While the feasibility of helicopter-based fire fighting (water bombing) was in doubt due to the apparent lack of surface water in the vicinity of the fires, this option is being reassessed as more information becomes available. The Mi-17 helicopters owned by the Ethiopian military are seen as well suited to these operations, however, specialized training of the crews is required. The second phase of the operation, which is a continuation/expansion of phase one, is to be reviewed around 12-13 March following a review of the progress of fire-fighting efforts and reports on the weather outlook.

On March 9, South Africa announced it would be providing an additional 22 firefighters and other experts for the first phase of the operation, which is expected to last around ten days.
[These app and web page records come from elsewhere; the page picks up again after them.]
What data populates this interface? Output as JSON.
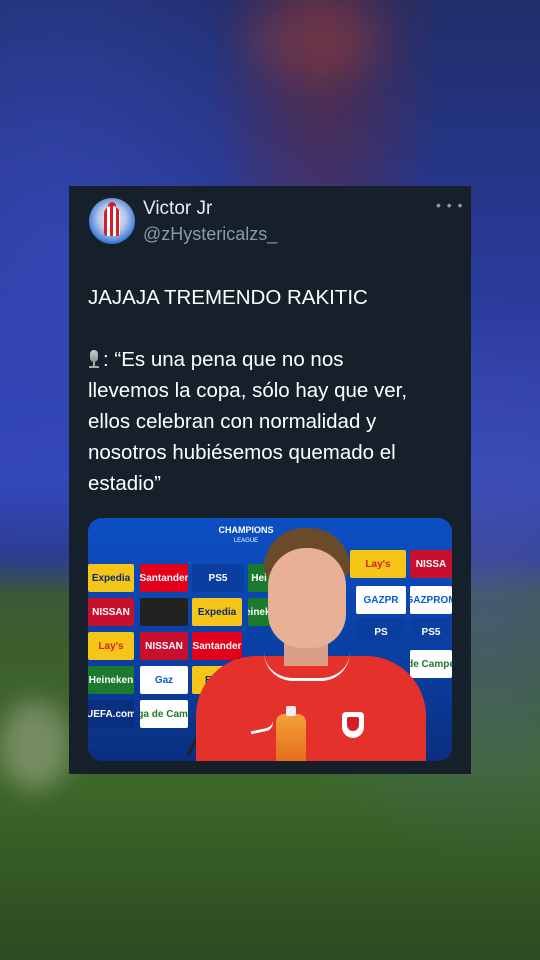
{
  "tweet": {
    "name": "Victor Jr",
    "handle": "@zHystericalzs_",
    "more_icon": "ellipsis-icon",
    "headline": "JAJAJA TREMENDO RAKITIC",
    "quote_line1": ": “Es una pena que no nos",
    "quote_line2": "llevemos la copa, sólo hay que ver,",
    "quote_line3": "ellos celebran con  normalidad y",
    "quote_line4": "nosotros hubiésemos quemado el",
    "quote_line5": "estadio”"
  },
  "photo": {
    "backdrop_title": "CHAMPIONS",
    "backdrop_sub": "LEAGUE",
    "sponsors": [
      {
        "label": "Expedia",
        "bg": "#f5c518",
        "fg": "#0b2a6e"
      },
      {
        "label": "Santander",
        "bg": "#e2001a",
        "fg": "#ffffff"
      },
      {
        "label": "PS5",
        "bg": "#0a3ea0",
        "fg": "#ffffff"
      },
      {
        "label": "Hei",
        "bg": "#1b7a2e",
        "fg": "#ffffff"
      },
      {
        "label": "Lay's",
        "bg": "#f5c518",
        "fg": "#d61e2a"
      },
      {
        "label": "NISSA",
        "bg": "#c8102e",
        "fg": "#ffffff"
      },
      {
        "label": "NISSAN",
        "bg": "#c8102e",
        "fg": "#ffffff"
      },
      {
        "label": "",
        "bg": "#222222",
        "fg": "#ffffff"
      },
      {
        "label": "Expedia",
        "bg": "#f5c518",
        "fg": "#0b2a6e"
      },
      {
        "label": "Heineken",
        "bg": "#1b7a2e",
        "fg": "#ffffff"
      },
      {
        "label": "GAZPR",
        "bg": "#ffffff",
        "fg": "#0a5bd6"
      },
      {
        "label": "GAZPROM",
        "bg": "#ffffff",
        "fg": "#0a5bd6"
      },
      {
        "label": "Lay's",
        "bg": "#f5c518",
        "fg": "#d61e2a"
      },
      {
        "label": "NISSAN",
        "bg": "#c8102e",
        "fg": "#ffffff"
      },
      {
        "label": "Santander",
        "bg": "#e2001a",
        "fg": "#ffffff"
      },
      {
        "label": "PS",
        "bg": "#0a3ea0",
        "fg": "#ffffff"
      },
      {
        "label": "PS5",
        "bg": "#0a3ea0",
        "fg": "#ffffff"
      },
      {
        "label": "Heineken",
        "bg": "#1b7a2e",
        "fg": "#ffffff"
      },
      {
        "label": "Gaz",
        "bg": "#ffffff",
        "fg": "#0a5bd6"
      },
      {
        "label": "Expe",
        "bg": "#f5c518",
        "fg": "#0b2a6e"
      },
      {
        "label": "Liga de Campeones",
        "bg": "#ffffff",
        "fg": "#1b7a2e"
      },
      {
        "label": "UEFA.com",
        "bg": "#0a2f80",
        "fg": "#ffffff"
      },
      {
        "label": "Liga de Campe",
        "bg": "#ffffff",
        "fg": "#1b7a2e"
      }
    ]
  }
}
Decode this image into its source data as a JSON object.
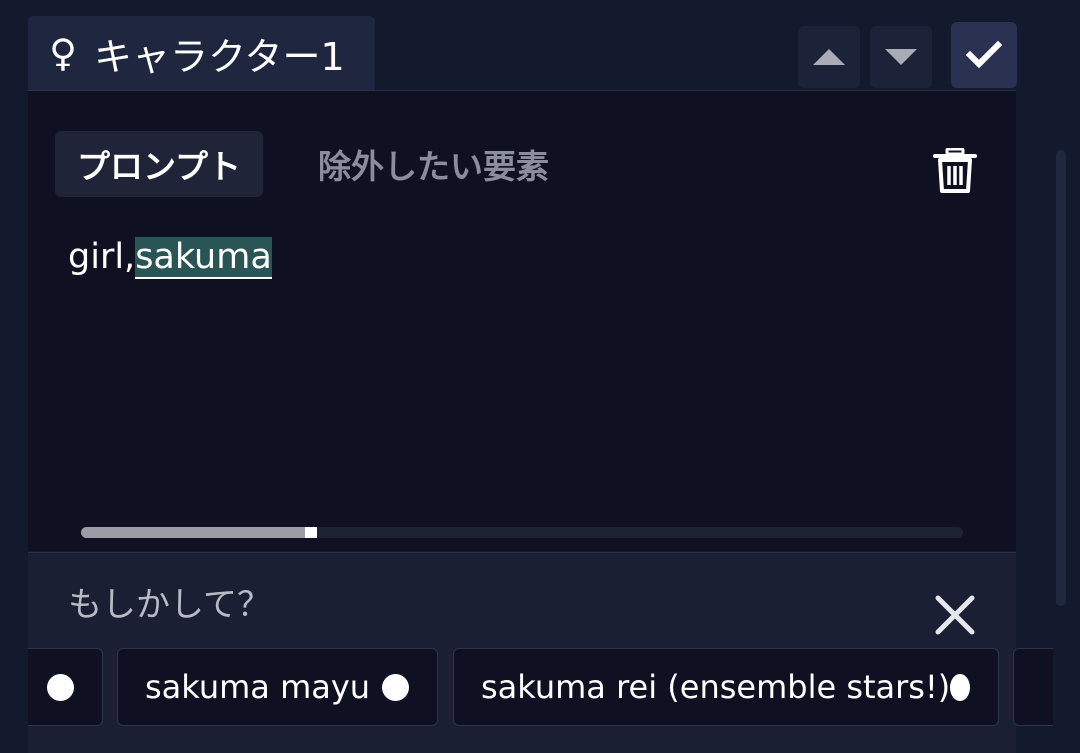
{
  "character": {
    "gender_symbol": "♀",
    "name": "キャラクター1"
  },
  "controls": {
    "move_up": "caret-up-icon",
    "move_down": "caret-down-icon",
    "confirm": "check-icon"
  },
  "tabs": {
    "prompt_label": "プロンプト",
    "negative_label": "除外したい要素",
    "active": "prompt"
  },
  "prompt": {
    "text_plain": "girl,",
    "text_highlighted": "sakuma"
  },
  "suggestions": {
    "title": "もしかして？",
    "items": [
      {
        "label": ""
      },
      {
        "label": "sakuma mayu"
      },
      {
        "label": "sakuma rei (ensemble stars!)"
      },
      {
        "label": ""
      }
    ]
  },
  "colors": {
    "background": "#141a2e",
    "editor_background": "#0f1123",
    "highlight": "#2a5557",
    "inactive_tab_text": "#8a8d9e"
  }
}
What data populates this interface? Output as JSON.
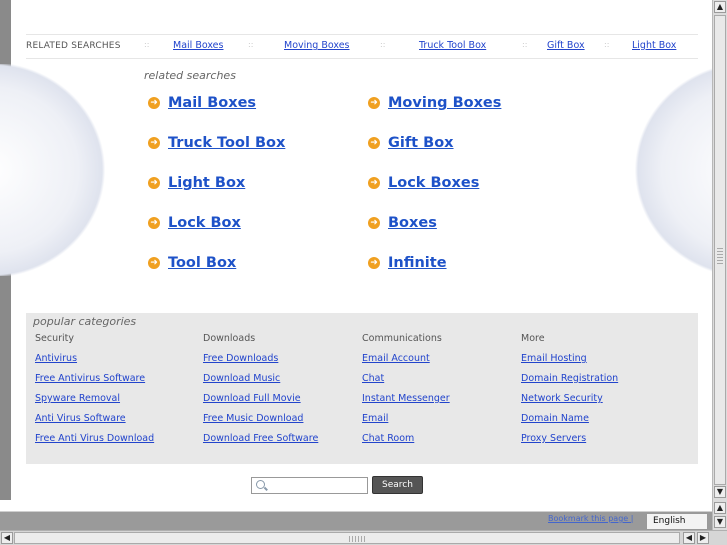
{
  "related_bar": {
    "label": "RELATED SEARCHES",
    "separator": "::",
    "links": [
      "Mail Boxes",
      "Moving Boxes",
      "Truck Tool Box",
      "Gift Box",
      "Light Box"
    ]
  },
  "related_searches": {
    "heading": "related searches",
    "items": [
      "Mail Boxes",
      "Moving Boxes",
      "Truck Tool Box",
      "Gift Box",
      "Light Box",
      "Lock Boxes",
      "Lock Box",
      "Boxes",
      "Tool Box",
      "Infinite"
    ]
  },
  "popular": {
    "title": "popular categories",
    "columns": [
      {
        "heading": "Security",
        "links": [
          "Antivirus",
          "Free Antivirus Software",
          "Spyware Removal",
          "Anti Virus Software",
          "Free Anti Virus Download"
        ]
      },
      {
        "heading": "Downloads",
        "links": [
          "Free Downloads",
          "Download Music",
          "Download Full Movie",
          "Free Music Download",
          "Download Free Software"
        ]
      },
      {
        "heading": "Communications",
        "links": [
          "Email Account",
          "Chat",
          "Instant Messenger",
          "Email",
          "Chat Room"
        ]
      },
      {
        "heading": "More",
        "links": [
          "Email Hosting",
          "Domain Registration",
          "Network Security",
          "Domain Name",
          "Proxy Servers"
        ]
      }
    ]
  },
  "search": {
    "value": "",
    "button_label": "Search"
  },
  "footer": {
    "bookmark": "Bookmark this page |",
    "language": "English"
  },
  "icons": {
    "list_arrow": "arrow-circle-right",
    "search": "magnifier"
  },
  "colors": {
    "link": "#1e52c8",
    "arrow": "#f0a020",
    "search_button": "#555555"
  }
}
South Africa also indicated that it would be providing a spotter plane and contributing US $35,000 towards the cost of the first phase.

Please see map over page for an indication of the current location of the major wildfires.

Administrative Map of Ethiopia



UNCT; UN-OCHA Integrated Regional Information Network (IRIN-East Africa); Disaster Prevention and Preparedness Commission (DPPC); National Meteorological Services Agency (NMSA); EFSRA Newsletter; UNICEF; UNHCR; WFP; UN-EUE mission reports; MSF Holland. Also media sources: Walta Information Centre; Addis Tribune; AFP; BBC Monitoring Service.

Figure I was obtained from:

10 March 2000

UNDP-EUE Tel.: (251) (1) 51-10-28/29

PO Box 5580, Fax: (251) (1) 51-12-92

Addis Ababa, e-mail: